[chap-muh n] /ˈtʃæp mən/
[mik-ler] /ˈmɪk lər/ (Show IPA), 1864–1945, U.S. ornithologist, museum curator, and author.
George, 1559–1634, English poet, dramatist, and translator.
noun (pl) -men
(archaic) a trader, esp an itinerant pedlar
George 1559–1634, English dramatist and poet, noted for his translation of Homer
“peddler, itinerant tradesman,” Middle English form of Old English ceapman “tradesman,” from West Germanic compound *kaupman- (cf. Old High German choufman, German Kauffman, Middle Dutch and Dutch koopman), formed with equivalents of man (n.) + West Germanic *kaup- (cf. Old Saxon cop, Old Frisian kap “trade, purchase,” Middle Dutch coop, Dutch koop “trade, market, bargain,” kauf “trader,” Old English ceap “barter, business; a purchase”), from Proto-Germanic *kaupoz- (cf. Danish kjøb “purchase, bargain,” Old Norse kaup “bargain, pay;” cf. also Old Church Slavonic kupiti “to buy,” a Germanic loan-word), probably an early Germanic borrowing from Latin caupo (genitive cauponis) “petty tradesman, huckster,” of unknown origin.
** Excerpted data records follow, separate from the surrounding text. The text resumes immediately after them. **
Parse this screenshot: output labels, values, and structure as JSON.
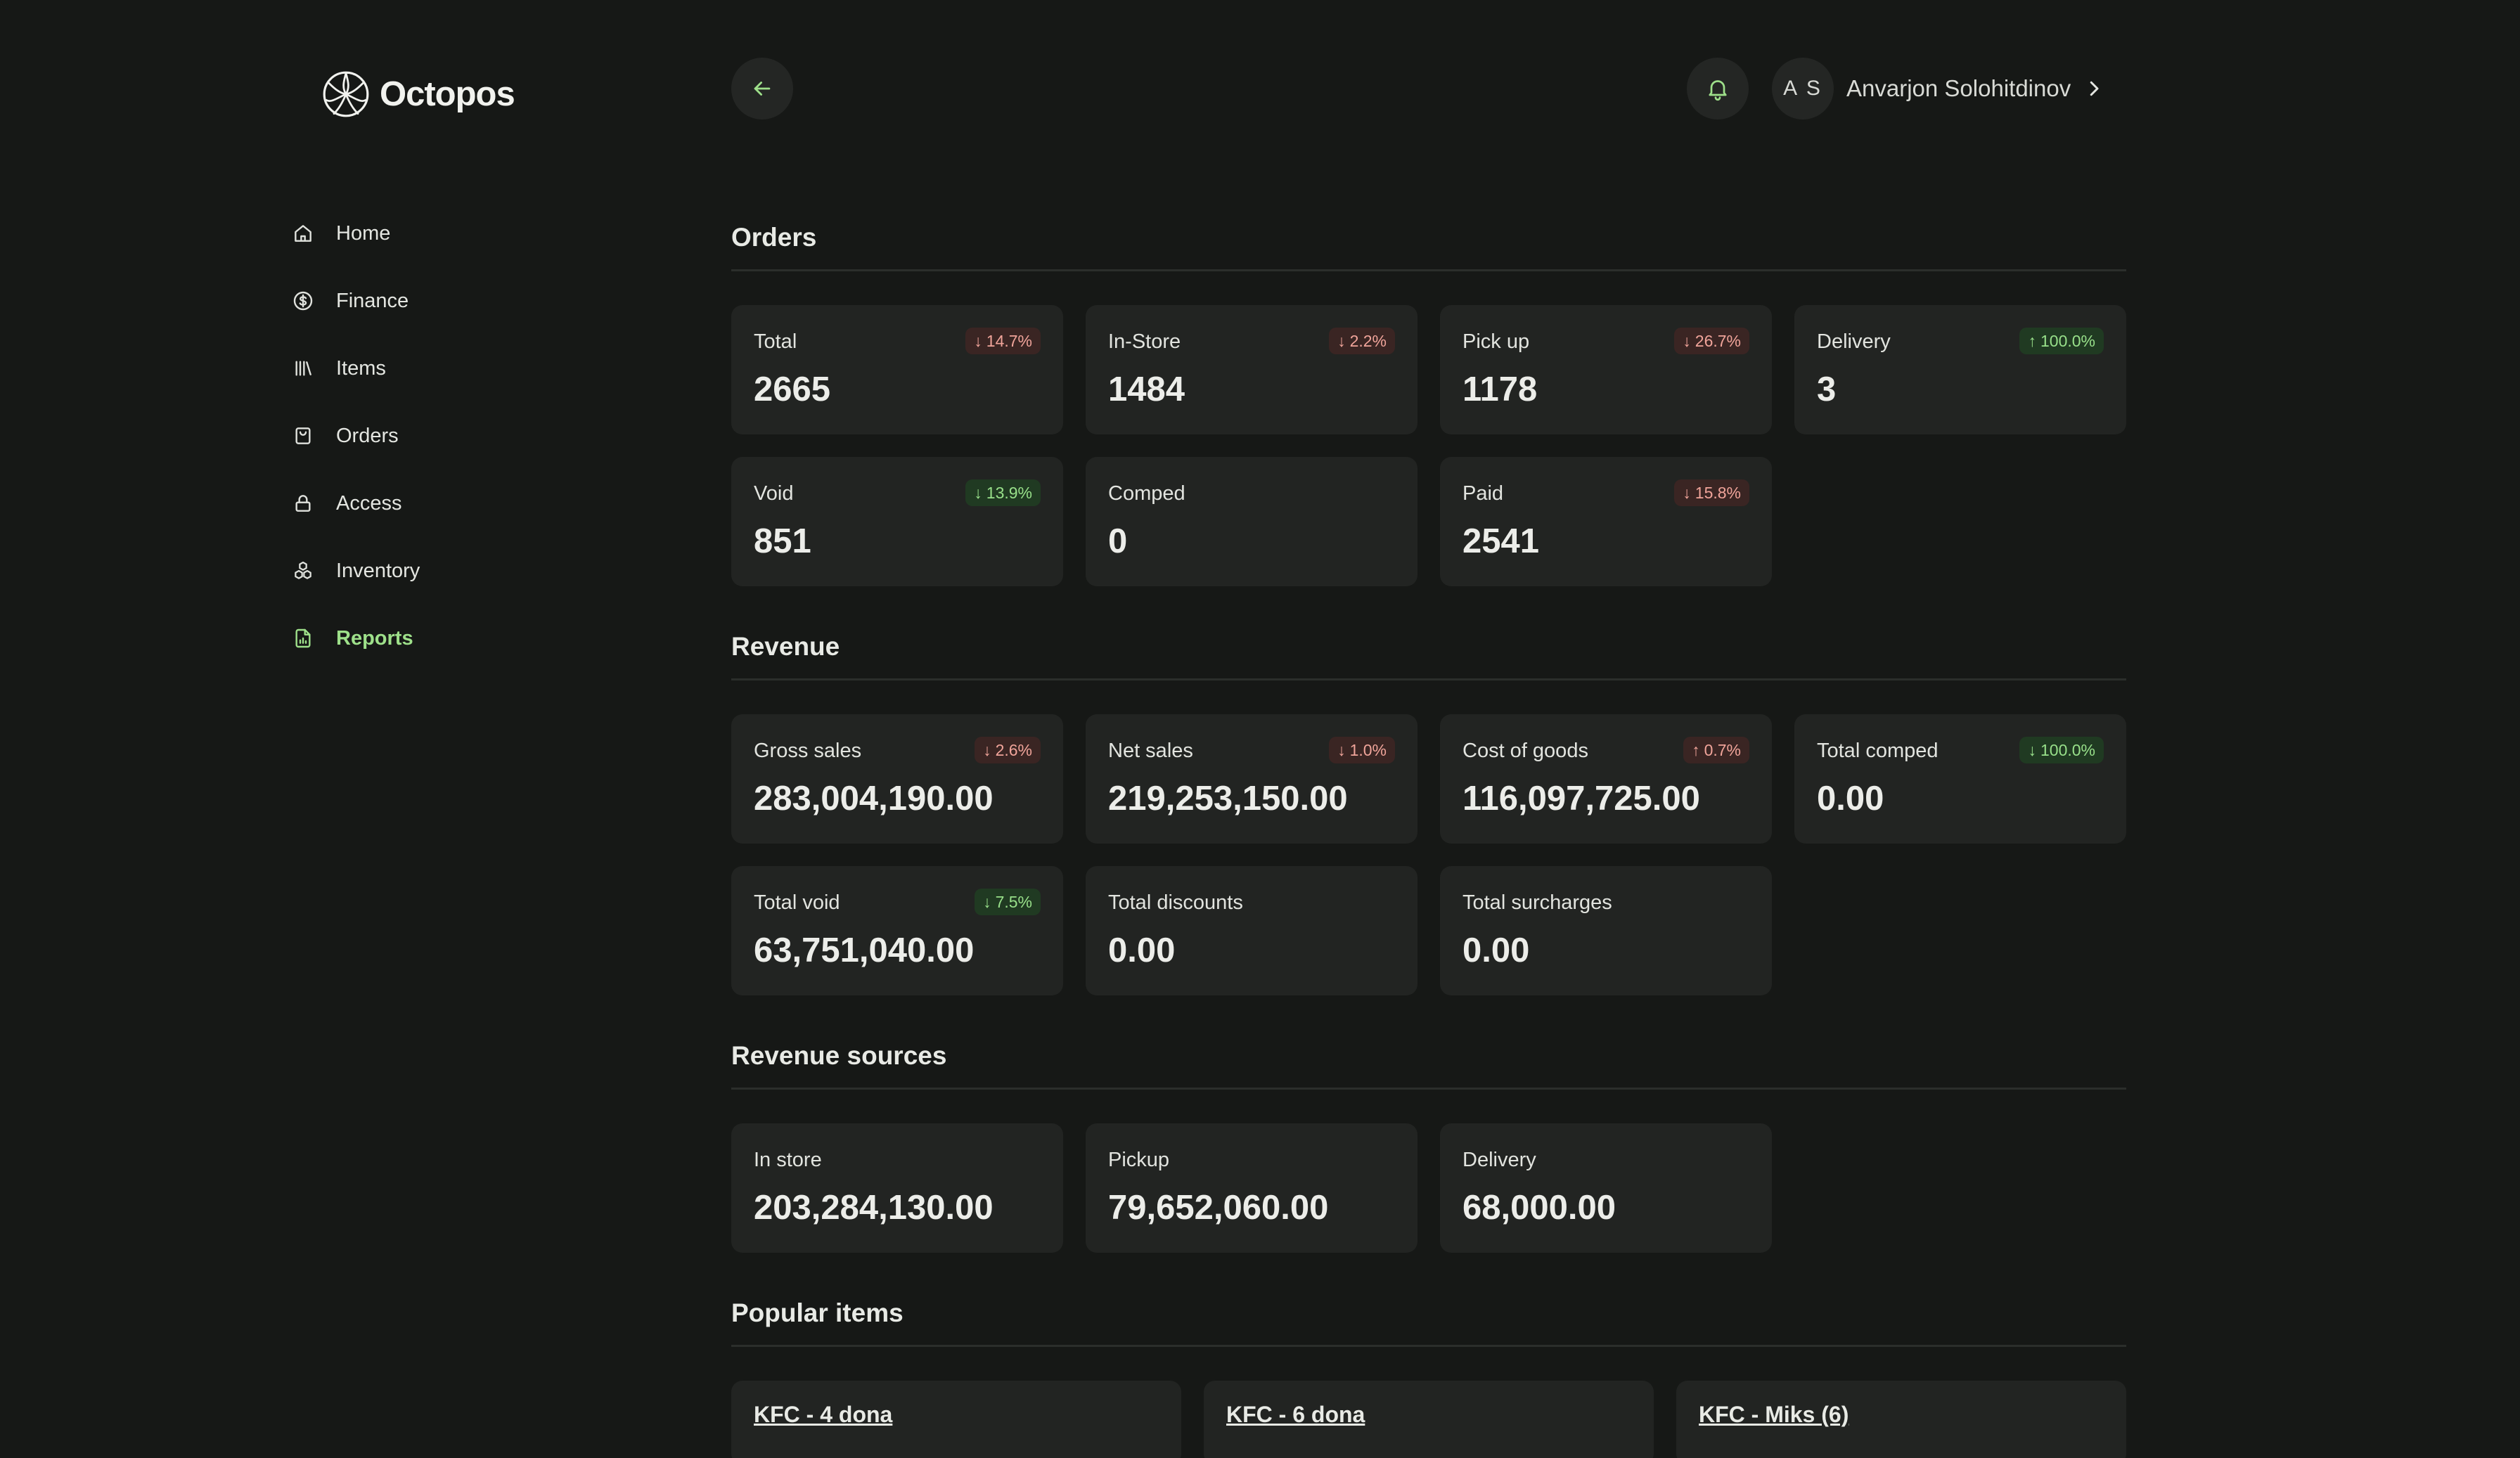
{
  "app": {
    "name": "Octopos"
  },
  "sidebar": {
    "items": [
      {
        "label": "Home",
        "icon": "home-icon",
        "active": false
      },
      {
        "label": "Finance",
        "icon": "dollar-circle-icon",
        "active": false
      },
      {
        "label": "Items",
        "icon": "library-icon",
        "active": false
      },
      {
        "label": "Orders",
        "icon": "shopping-bag-icon",
        "active": false
      },
      {
        "label": "Access",
        "icon": "lock-icon",
        "active": false
      },
      {
        "label": "Inventory",
        "icon": "boxes-icon",
        "active": false
      },
      {
        "label": "Reports",
        "icon": "report-file-icon",
        "active": true
      }
    ]
  },
  "header": {
    "back_icon": "arrow-left-icon",
    "bell_icon": "bell-icon",
    "user": {
      "initials": "A S",
      "name": "Anvarjon Solohitdinov"
    }
  },
  "colors": {
    "background": "#161816",
    "card": "#222422",
    "accent_green": "#9ee08a",
    "negative": "#f0a49a"
  },
  "sections": {
    "orders": {
      "title": "Orders",
      "cards": [
        {
          "label": "Total",
          "value": "2665",
          "badge": "14.7%",
          "direction": "down",
          "tone": "bad"
        },
        {
          "label": "In-Store",
          "value": "1484",
          "badge": "2.2%",
          "direction": "down",
          "tone": "bad"
        },
        {
          "label": "Pick up",
          "value": "1178",
          "badge": "26.7%",
          "direction": "down",
          "tone": "bad"
        },
        {
          "label": "Delivery",
          "value": "3",
          "badge": "100.0%",
          "direction": "up",
          "tone": "good"
        },
        {
          "label": "Void",
          "value": "851",
          "badge": "13.9%",
          "direction": "down",
          "tone": "good"
        },
        {
          "label": "Comped",
          "value": "0",
          "badge": "",
          "direction": "",
          "tone": ""
        },
        {
          "label": "Paid",
          "value": "2541",
          "badge": "15.8%",
          "direction": "down",
          "tone": "bad"
        }
      ]
    },
    "revenue": {
      "title": "Revenue",
      "cards": [
        {
          "label": "Gross sales",
          "value": "283,004,190.00",
          "badge": "2.6%",
          "direction": "down",
          "tone": "bad"
        },
        {
          "label": "Net sales",
          "value": "219,253,150.00",
          "badge": "1.0%",
          "direction": "down",
          "tone": "bad"
        },
        {
          "label": "Cost of goods",
          "value": "116,097,725.00",
          "badge": "0.7%",
          "direction": "up",
          "tone": "bad"
        },
        {
          "label": "Total comped",
          "value": "0.00",
          "badge": "100.0%",
          "direction": "down",
          "tone": "good"
        },
        {
          "label": "Total void",
          "value": "63,751,040.00",
          "badge": "7.5%",
          "direction": "down",
          "tone": "good"
        },
        {
          "label": "Total discounts",
          "value": "0.00",
          "badge": "",
          "direction": "",
          "tone": ""
        },
        {
          "label": "Total surcharges",
          "value": "0.00",
          "badge": "",
          "direction": "",
          "tone": ""
        }
      ]
    },
    "revenue_sources": {
      "title": "Revenue sources",
      "cards": [
        {
          "label": "In store",
          "value": "203,284,130.00"
        },
        {
          "label": "Pickup",
          "value": "79,652,060.00"
        },
        {
          "label": "Delivery",
          "value": "68,000.00"
        }
      ]
    },
    "popular_items": {
      "title": "Popular items",
      "items": [
        "KFC - 4 dona",
        "KFC - 6 dona",
        "KFC - Miks (6)"
      ]
    }
  }
}
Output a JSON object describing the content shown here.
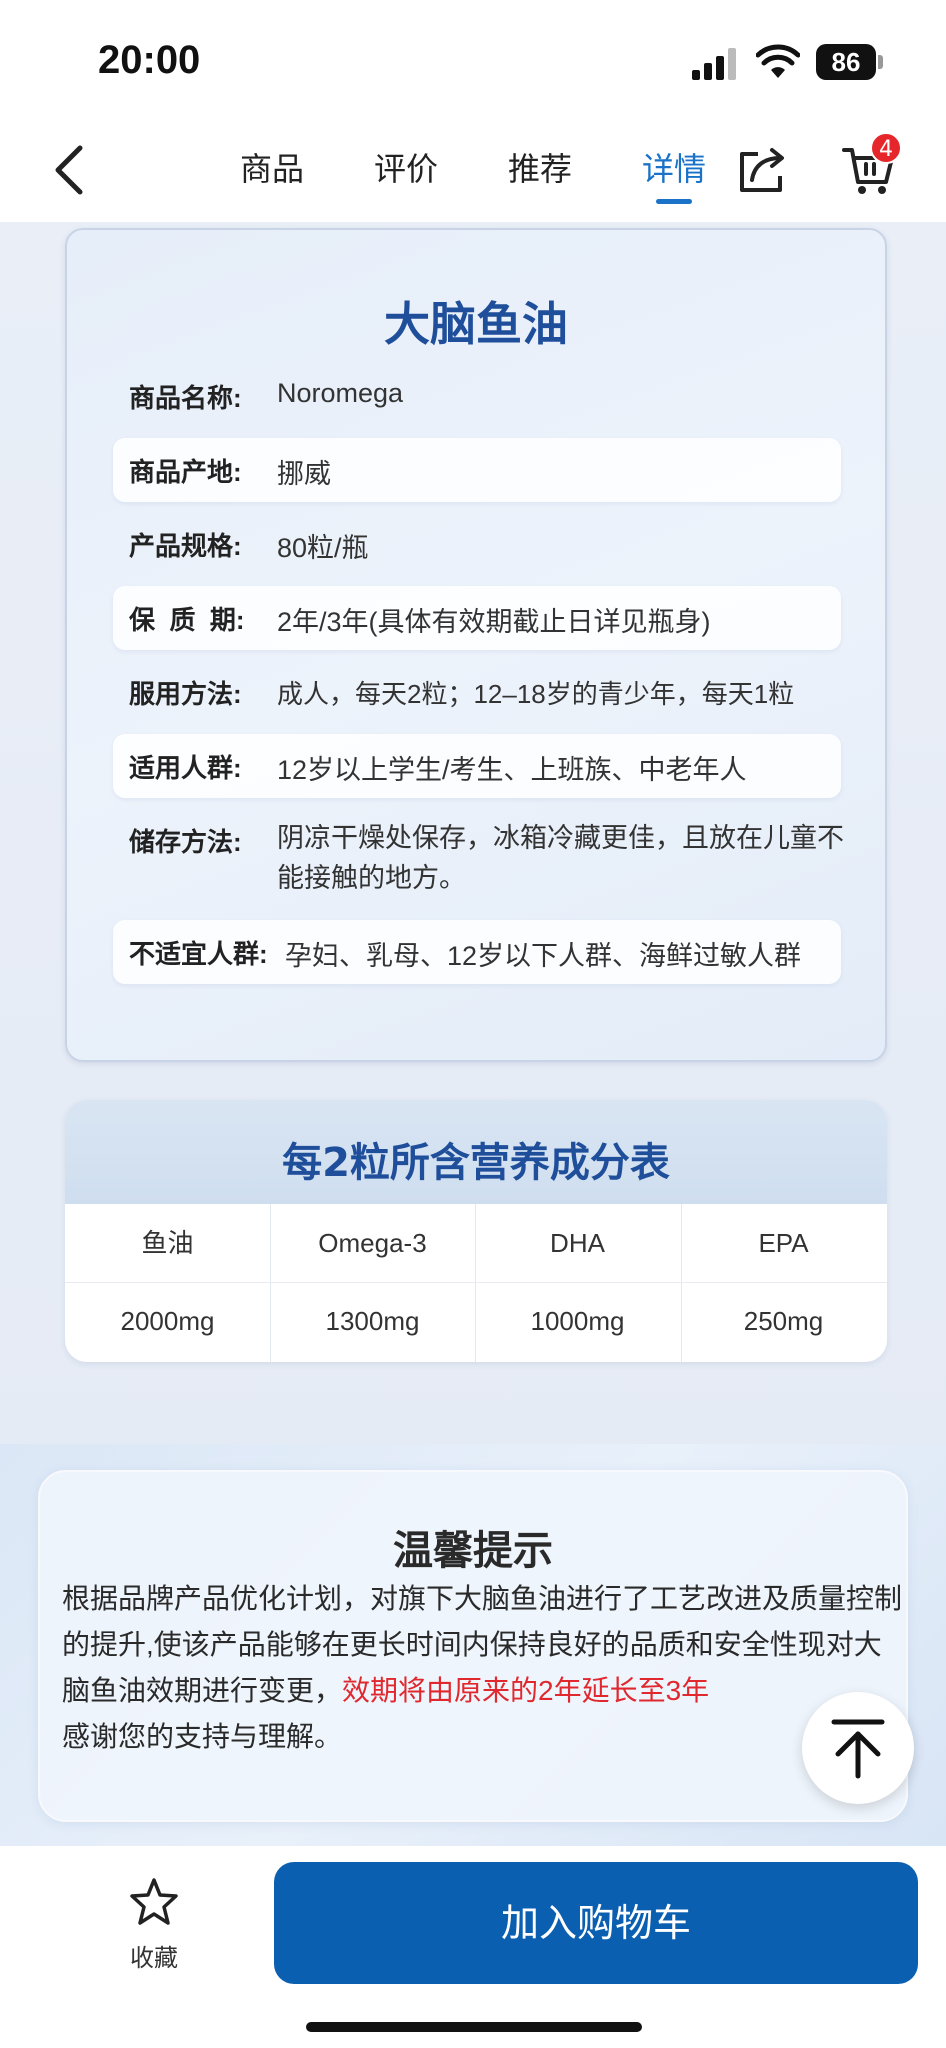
{
  "status_bar": {
    "time": "20:00",
    "battery": "86"
  },
  "nav": {
    "tabs": [
      "商品",
      "评价",
      "推荐",
      "详情"
    ],
    "active_tab": "详情",
    "cart_count": "4"
  },
  "product_card": {
    "title": "大脑鱼油",
    "rows": [
      {
        "label": "商品名称:",
        "value": "Noromega"
      },
      {
        "label": "商品产地:",
        "value": "挪威"
      },
      {
        "label": "产品规格:",
        "value": "80粒/瓶"
      },
      {
        "label": "保  质  期:",
        "value": "2年/3年(具体有效期截止日详见瓶身)"
      },
      {
        "label": "服用方法:",
        "value": "成人，每天2粒；12–18岁的青少年，每天1粒"
      },
      {
        "label": "适用人群:",
        "value": "12岁以上学生/考生、上班族、中老年人"
      },
      {
        "label": "储存方法:",
        "value": "阴凉干燥处保存，冰箱冷藏更佳，且放在儿童不能接触的地方。"
      },
      {
        "label": "不适宜人群:",
        "value": "孕妇、乳母、12岁以下人群、海鲜过敏人群"
      }
    ]
  },
  "nutrition": {
    "title": "每2粒所含营养成分表",
    "headers": [
      "鱼油",
      "Omega-3",
      "DHA",
      "EPA"
    ],
    "values": [
      "2000mg",
      "1300mg",
      "1000mg",
      "250mg"
    ]
  },
  "tip": {
    "title": "温馨提示",
    "text_normal": "根据品牌产品优化计划，对旗下大脑鱼油进行了工艺改进及质量控制的提升,使该产品能够在更长时间内保持良好的品质和安全性现对大脑鱼油效期进行变更，",
    "text_highlight": "效期将由原来的2年延长至3年",
    "text_end": "感谢您的支持与理解。"
  },
  "bottom_bar": {
    "favorite_label": "收藏",
    "add_to_cart_label": "加入购物车"
  },
  "colors": {
    "accent": "#1a73c8",
    "title_blue": "#1f4e9a",
    "button_blue": "#0b5fb0",
    "badge_red": "#e5262a",
    "highlight_red": "#e0282e"
  }
}
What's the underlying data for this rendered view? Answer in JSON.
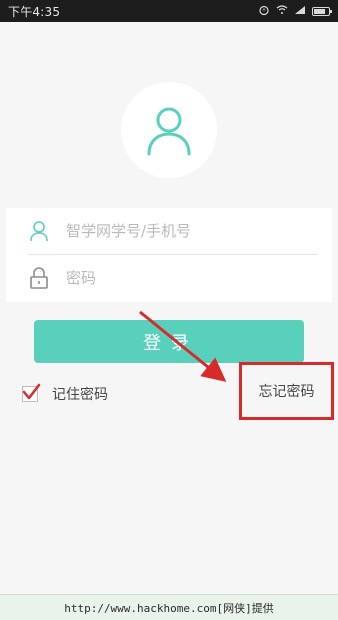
{
  "status_bar": {
    "time": "下午4:35",
    "icons": [
      "alarm-icon",
      "wifi-icon",
      "signal-icon",
      "battery-icon"
    ]
  },
  "login": {
    "username_placeholder": "智学网学号/手机号",
    "password_placeholder": "密码",
    "login_button": "登录",
    "remember_label": "记住密码",
    "remember_checked": true,
    "forgot_label": "忘记密码"
  },
  "footer": {
    "text": "http://www.hackhome.com[网侠]提供"
  },
  "colors": {
    "accent": "#59d0bc",
    "annotation_red": "#d82a2a"
  }
}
Cf. also cheap (adj.).
- Frank dobie
[doh-bee] /ˈdoʊ bi/ noun 1. (James) Frank, 1888–1964, U.S. folklorist, educator, and author.
- Franked investment income
noun 1. (formerly) dividends from one UK company received by another on which the paying company had paid corporation tax so that the receiving company had no corporation tax to pay: discontinued from 1999
noun 1. official mail sent by members of Congress, the vice president, and other authorized officials. Compare 1 (defs 6–9).
Slang. 1. Usually Disparaging. a combining form extracted from (the monster), used especially before a food, and meaning “genetically engineered”: Frankentomatoes; a Frankenfood. 2. this combining form used before something that is a hybrid of disparate parts, and meaning “strange or frightening”: a dangerous Frankenstorm; incredible Frankenpastries. -combining word Designating what is indicated as being […]